South Africa's Discovery Health, one of the country's biggest health insurers, has just briefed the public on the results of its latest study, and it's findings aren't exactly a surprise. While the omicron variant, first discovered in South Africa, is efficient at surpassing protections afforded by the Pfizer and Moderna vaccines, the Discovery data showed that Pfizer's jab is actually 70% effective at reducing hospitalizations.
That might help explain why the omicron variant has coincided with a surge in cases in South Africa, even while the number of hospitalizations and the number of deaths have declined.
The protection is maintained across age groups and in the face of a range of chronic illnesses, said Ryan Noach, the CEO of Discovery Health, during a briefing Tuesday. All told, a course of Pfizer jabs conveys protection of approximately 33% against infection by the omicron variant, according to Bloomberg.
The Discovery study included about 78K COVID test results for omicron infections from Nov. 15 to Dec. 7 in South Africa, the epicenter of the current omicron wave. Clinical records, vaccination records and pathology test results were also examined.
Prior to omicron, the Pfizer vaccine provided Discovery Health’s clients with 93% protection against hospitalization (although many have also raised questions about that number).
So far, as cases continue to climb, hospitalizations are a fraction of what they were during South Africa's delta wave; meanwhile, deaths haven't budged much.
Both Discovery and Glenda Gray, the chief executive of the South African Medical Research Council, cautioned that the lack of severe cases and deaths could be a result of the high number of infections in South Africa. In some parts of the country, 80% of the population has already been infected.
Discovery's data also showed that omicron is causing less respiratory distress than delta. Symptoms of the new variant include a scratchy throat, congestion and lower back pain, and illnesses generally last three days or less.
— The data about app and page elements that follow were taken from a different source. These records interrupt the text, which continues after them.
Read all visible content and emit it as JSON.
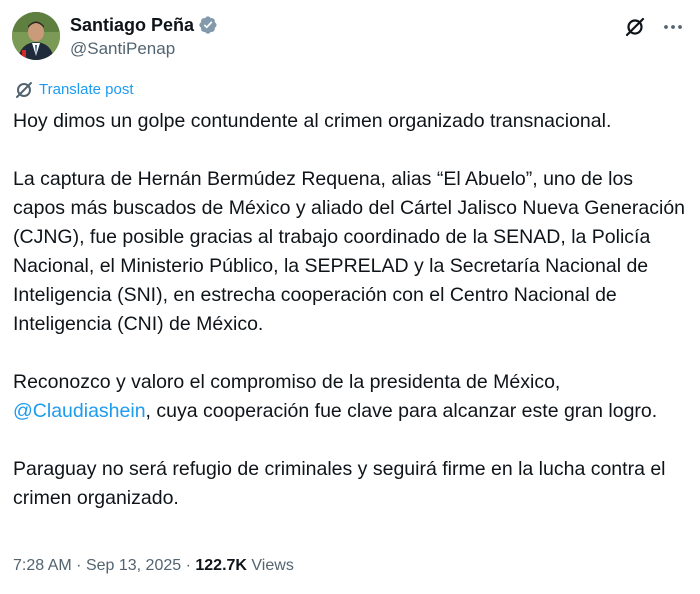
{
  "author": {
    "display_name": "Santiago Peña",
    "handle": "@SantiPenap",
    "verified_color": "#829aab"
  },
  "actions": {
    "grok_icon": "slashed-circle-icon",
    "more_icon": "more-horizontal-icon"
  },
  "translate": {
    "label": "Translate post"
  },
  "tweet": {
    "p1": "Hoy dimos un golpe contundente al crimen organizado transnacional.",
    "p2": "La captura de Hernán Bermúdez Requena, alias “El Abuelo”, uno de los capos más buscados de México y aliado del Cártel Jalisco Nueva Generación (CJNG), fue posible gracias al trabajo coordinado de la SENAD, la Policía Nacional, el Ministerio Público, la SEPRELAD y la Secretaría Nacional de Inteligencia (SNI), en estrecha cooperación con el Centro Nacional de Inteligencia (CNI) de México.",
    "p3_before": "Reconozco y valoro el compromiso de la presidenta de México,",
    "p3_mention": "@Claudiashein",
    "p3_after": ", cuya cooperación fue clave para alcanzar este gran logro.",
    "p4": "Paraguay no será refugio de criminales y seguirá firme en la lucha contra el crimen organizado."
  },
  "meta": {
    "time": "7:28 AM",
    "separator": "·",
    "date": "Sep 13, 2025",
    "views_count": "122.7K",
    "views_label": "Views"
  },
  "colors": {
    "link": "#1d9bf0",
    "secondary_text": "#536471",
    "primary_text": "#0f1419"
  }
}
Updated normalised cases, admissions and deaths for Gauteng. Signs of decoupling continues. Suggests immunity from prior infections and/or vaccinations are providing some protection from severe COVID19 disease. Don't interpret as decreased virulence of Omicron. pic.twitter.com/6AyuwkqsEk— Harry Moultrie (@hivepi) December 14, 2021
While evidence of increased virulence might create peace of mind for some, the South African Medical Research Council's Glenda Gray cautioned workers not to slack off just because omicron appears to be 'less virulent.'
Finally, the Discovery study echoes the initial findings of three other hospital group studies released in recent weeks. In the bulk of cases, COVID patients don’t need oxygen or intensive treatment for the illness. Scientists are still conducting scores of tests in order to get a better grasp of omicron’s risks, and how significant they are will only be known in coming weeks.